» **Information provided**
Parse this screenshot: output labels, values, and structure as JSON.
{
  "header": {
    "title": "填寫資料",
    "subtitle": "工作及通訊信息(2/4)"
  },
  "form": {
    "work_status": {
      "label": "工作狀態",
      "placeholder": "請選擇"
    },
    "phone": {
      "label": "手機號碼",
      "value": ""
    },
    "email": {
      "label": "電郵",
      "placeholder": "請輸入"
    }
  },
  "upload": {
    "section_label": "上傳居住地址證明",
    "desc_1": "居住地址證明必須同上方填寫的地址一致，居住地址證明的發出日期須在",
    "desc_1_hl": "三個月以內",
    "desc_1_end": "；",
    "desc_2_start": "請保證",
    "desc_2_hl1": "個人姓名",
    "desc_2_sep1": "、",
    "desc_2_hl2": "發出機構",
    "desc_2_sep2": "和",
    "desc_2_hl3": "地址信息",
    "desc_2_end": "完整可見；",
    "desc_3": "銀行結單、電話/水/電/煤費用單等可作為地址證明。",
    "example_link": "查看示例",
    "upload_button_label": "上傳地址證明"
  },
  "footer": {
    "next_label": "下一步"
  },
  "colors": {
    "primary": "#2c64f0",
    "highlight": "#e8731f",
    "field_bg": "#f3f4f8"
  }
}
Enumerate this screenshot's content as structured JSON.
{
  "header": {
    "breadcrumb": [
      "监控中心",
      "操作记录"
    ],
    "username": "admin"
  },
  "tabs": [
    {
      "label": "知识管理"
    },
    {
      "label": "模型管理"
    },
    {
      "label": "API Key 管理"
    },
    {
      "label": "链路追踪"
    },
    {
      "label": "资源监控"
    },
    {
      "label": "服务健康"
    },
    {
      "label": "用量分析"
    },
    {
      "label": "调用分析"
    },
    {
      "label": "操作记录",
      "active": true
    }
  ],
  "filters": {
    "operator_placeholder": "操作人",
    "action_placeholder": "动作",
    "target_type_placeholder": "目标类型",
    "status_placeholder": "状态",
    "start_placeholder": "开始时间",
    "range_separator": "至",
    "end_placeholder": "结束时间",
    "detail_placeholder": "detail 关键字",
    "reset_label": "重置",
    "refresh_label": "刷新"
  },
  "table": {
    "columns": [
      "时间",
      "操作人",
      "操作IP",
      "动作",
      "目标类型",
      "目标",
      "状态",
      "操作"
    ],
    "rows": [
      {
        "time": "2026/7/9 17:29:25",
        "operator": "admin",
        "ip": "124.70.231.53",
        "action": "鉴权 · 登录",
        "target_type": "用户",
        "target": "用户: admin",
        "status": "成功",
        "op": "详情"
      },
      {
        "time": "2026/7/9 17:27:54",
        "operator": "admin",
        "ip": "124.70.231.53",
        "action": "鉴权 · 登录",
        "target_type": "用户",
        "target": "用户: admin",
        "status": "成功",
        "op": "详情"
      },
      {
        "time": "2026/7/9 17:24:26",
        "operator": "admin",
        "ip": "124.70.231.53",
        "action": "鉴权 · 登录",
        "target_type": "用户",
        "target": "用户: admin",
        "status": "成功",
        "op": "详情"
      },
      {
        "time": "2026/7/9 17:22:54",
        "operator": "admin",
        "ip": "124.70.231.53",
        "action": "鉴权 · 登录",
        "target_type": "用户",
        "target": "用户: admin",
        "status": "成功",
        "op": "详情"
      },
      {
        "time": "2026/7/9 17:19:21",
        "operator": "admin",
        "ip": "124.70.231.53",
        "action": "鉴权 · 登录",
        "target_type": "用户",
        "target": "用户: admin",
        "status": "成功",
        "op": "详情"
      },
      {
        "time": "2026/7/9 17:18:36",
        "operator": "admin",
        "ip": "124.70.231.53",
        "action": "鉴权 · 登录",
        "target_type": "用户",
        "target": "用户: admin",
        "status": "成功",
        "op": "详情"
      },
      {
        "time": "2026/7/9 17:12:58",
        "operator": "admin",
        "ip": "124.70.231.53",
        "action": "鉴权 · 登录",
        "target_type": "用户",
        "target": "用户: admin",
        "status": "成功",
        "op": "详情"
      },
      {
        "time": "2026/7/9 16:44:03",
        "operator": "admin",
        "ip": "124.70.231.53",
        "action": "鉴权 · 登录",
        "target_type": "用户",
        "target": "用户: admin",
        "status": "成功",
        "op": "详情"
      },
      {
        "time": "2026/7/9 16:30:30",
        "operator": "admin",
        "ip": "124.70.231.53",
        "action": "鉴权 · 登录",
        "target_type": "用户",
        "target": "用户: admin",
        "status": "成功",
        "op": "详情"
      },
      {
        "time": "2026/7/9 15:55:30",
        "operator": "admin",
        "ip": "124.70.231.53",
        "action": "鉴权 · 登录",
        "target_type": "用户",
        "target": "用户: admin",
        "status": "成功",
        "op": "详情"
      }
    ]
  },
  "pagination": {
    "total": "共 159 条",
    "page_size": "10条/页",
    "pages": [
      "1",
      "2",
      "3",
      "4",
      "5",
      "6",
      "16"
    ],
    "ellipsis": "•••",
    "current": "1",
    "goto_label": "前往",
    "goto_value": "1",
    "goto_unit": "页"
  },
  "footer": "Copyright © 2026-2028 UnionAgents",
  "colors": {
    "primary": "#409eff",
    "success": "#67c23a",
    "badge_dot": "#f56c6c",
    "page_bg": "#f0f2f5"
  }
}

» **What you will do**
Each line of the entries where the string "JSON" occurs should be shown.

» **Response to the exercise**
Parse this screenshot: output labels, values, and structure as JSON.
Enumerate this screenshot's content as structured JSON.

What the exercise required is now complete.